*Element data from apps and pages*

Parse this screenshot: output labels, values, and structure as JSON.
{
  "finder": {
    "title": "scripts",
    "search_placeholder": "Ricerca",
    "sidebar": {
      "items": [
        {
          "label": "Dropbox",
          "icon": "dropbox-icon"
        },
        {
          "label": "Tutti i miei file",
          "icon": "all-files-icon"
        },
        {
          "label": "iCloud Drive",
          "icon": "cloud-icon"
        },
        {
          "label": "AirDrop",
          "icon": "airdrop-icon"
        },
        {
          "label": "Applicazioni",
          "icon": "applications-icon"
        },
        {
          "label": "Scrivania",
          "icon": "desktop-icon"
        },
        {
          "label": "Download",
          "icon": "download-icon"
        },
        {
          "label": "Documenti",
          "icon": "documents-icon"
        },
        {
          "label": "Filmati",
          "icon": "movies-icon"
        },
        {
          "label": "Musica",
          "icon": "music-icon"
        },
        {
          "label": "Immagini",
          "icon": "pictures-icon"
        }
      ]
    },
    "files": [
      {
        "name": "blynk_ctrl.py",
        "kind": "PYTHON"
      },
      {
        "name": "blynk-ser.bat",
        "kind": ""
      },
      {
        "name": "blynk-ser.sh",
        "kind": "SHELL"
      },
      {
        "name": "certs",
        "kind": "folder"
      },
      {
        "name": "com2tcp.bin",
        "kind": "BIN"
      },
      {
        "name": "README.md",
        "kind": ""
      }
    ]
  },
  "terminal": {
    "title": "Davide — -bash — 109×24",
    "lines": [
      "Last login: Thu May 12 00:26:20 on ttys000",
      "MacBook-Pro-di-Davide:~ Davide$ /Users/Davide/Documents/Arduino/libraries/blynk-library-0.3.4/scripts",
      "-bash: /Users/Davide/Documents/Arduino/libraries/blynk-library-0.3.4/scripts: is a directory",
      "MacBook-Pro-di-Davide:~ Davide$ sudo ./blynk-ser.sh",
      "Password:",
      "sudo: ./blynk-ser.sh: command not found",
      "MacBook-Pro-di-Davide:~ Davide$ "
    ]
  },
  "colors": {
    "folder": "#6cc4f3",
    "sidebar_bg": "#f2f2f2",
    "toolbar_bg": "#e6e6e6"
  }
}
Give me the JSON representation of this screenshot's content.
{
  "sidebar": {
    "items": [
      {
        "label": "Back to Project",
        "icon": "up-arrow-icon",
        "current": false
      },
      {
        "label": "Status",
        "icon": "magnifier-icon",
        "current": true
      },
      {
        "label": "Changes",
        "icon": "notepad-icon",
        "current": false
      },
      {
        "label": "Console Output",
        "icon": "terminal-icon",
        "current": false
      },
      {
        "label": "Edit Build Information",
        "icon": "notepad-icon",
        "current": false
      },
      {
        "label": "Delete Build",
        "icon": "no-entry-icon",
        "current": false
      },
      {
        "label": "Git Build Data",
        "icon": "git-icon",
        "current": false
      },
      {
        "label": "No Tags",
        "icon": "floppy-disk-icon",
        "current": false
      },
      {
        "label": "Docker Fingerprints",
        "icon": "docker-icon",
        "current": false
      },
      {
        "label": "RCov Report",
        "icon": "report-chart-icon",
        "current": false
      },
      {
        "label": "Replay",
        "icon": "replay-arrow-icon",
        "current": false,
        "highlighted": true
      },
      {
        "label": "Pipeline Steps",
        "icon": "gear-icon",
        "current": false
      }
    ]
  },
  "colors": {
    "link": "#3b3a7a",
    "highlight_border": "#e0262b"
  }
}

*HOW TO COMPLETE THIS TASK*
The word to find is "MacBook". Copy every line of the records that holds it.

*PROBLEM SOLUTION*
      "MacBook-Pro-di-Davide:~ Davide$ /Users/Davide/Documents/Arduino/libraries/blynk-library-0.3.4/scripts",
      "MacBook-Pro-di-Davide:~ Davide$ sudo ./blynk-ser.sh",
      "MacBook-Pro-di-Davide:~ Davide$ "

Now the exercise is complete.